Qatar is brokering the hostage talks that could allow the release of as many as 50 civilians out of the more than 240 people held by Hamas in Gaza since the militant group’s October 7 attack on southern Israel.
In return, Israel will agree to a three- to five-day pause in hostilities and release as many as 150 Palestinian women and children held in its prisons, several people close to the talks told the Financial Times. The pause could potentially allow an increase in humanitarian aid, which Israel has strictly limited, into the besieged enclave.
Members of the International Committee of the Red Cross, which has handled the logistics of previous releases, also met with Haniyeh in Qatar on Monday.
The fighting in Gaza has continued, and Israeli troops are now operating near the barely functional Indonesian hospital near the northern edge of the strip. Nearly a dozen people died after an explosion at the hospital on Monday, local health officials said, while Israel said it responded to fire on its troops from inside the hospital.
The Israeli Defense Forces have also been fighting in the eastern parts of Gaza City. Pockets of Hamas militants remain within the city limits, which Israeli troops have encircled and penetrated since the country’s ground invasion began on 27 October.
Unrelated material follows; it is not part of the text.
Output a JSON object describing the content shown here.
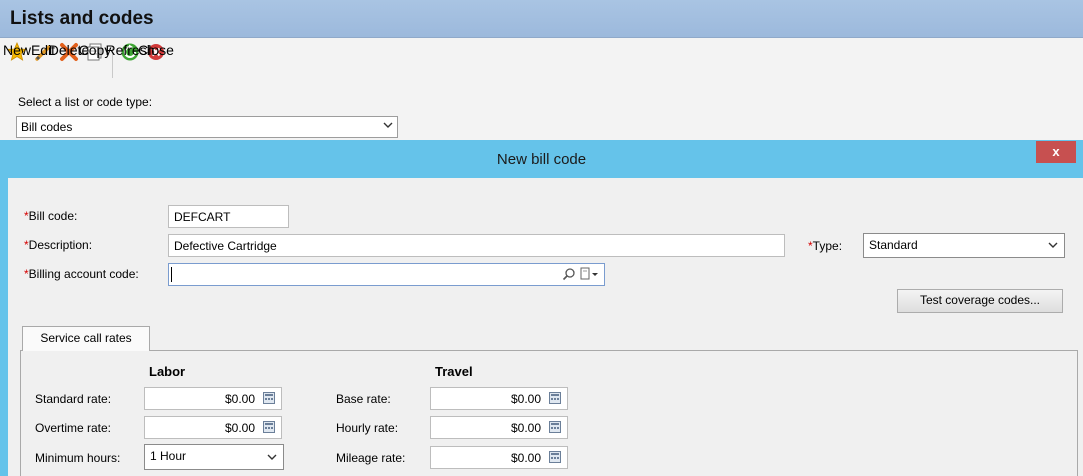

The IDF estimates that it has eliminated two battalions of Hamas fighters while significantly degrading the capabilities of others, with its relentless aerial bombardment protecting its soldiers’ advance while destroying more than half of the buildings in northern Gaza.
Israel has besieged Gaza since the Hamas attack, which Israeli officials said killed about 1,200 people. Close to 13,000 people have been killed as part of Israel’s retaliatory bombing and invasion, according to Palestinian officials.
Separately, the Israeli army said it had released renowned poet Mosab Abu Toha, who had been detained at a checkpoint in Gaza as he tried to flee south.
Since the start of the war, Toha has published essays in the New Yorker and the Financial Times documenting the toll Israel’s bombing has taken on civilians and his family. He was named a 2022 finalist for the prestigious American National Book Critics Circle Poetry Prize for a collection of poems called Things you can find hidden in my ear: Poems from Gaza.
Toha was detained along with about 200 other people at the checkpoint on Monday, said a person familiar with his detention. He was traveling with his infant son, a US citizen, and his wife.
Israel had faced international pressure to explain his detention. The IDF said it was acting on intelligence “indicating a number of interactions with several civilians and terrorist organizations inside the Gaza Strip,” but provided no evidence for its claims.
In Lebanon, the state news agency reported a series of Israeli attacks near the border. Two journalists were among the eight killed, as well as an 80-year-old woman.
Reporter Farah Omar and cameraman Rabih al-Maamari, who worked for the pro-Hezbollah news network Al Mayadeen, were killed in a rocket attack near the town of Teir Harfa. A third civilian was also killed in the same incident.
Lebanon and Israel have traded fire almost every day since October 7, but exchanges have recently increased in intensity, raising fears of a regional escalation.
Lebanon’s interim prime minister blamed Israel for the attack on the journalists, saying it was an attempt to “silence the media”. The Israeli military said it was investigating the incident.
Iran-backed Hezbollah said the killing of the journalists “will not go unretaliated” before firing guided missiles across the border in what it called “its first reaction”.
Footage taken by another journalist in the aftermath of the incident showed the Mayadeen team stationed in the garden of a building overlooking the border. During previous live broadcasts, Omar was seen wearing a protective vest marked “press”.
The Committee to Protect Journalists, a press freedom advocacy group, said nearly 50 journalists were confirmed to have been killed since the start of the Israel-Hamas war, most of them Palestinians in Gaza. More journalists have been killed in this war than were killed worldwide in 2022.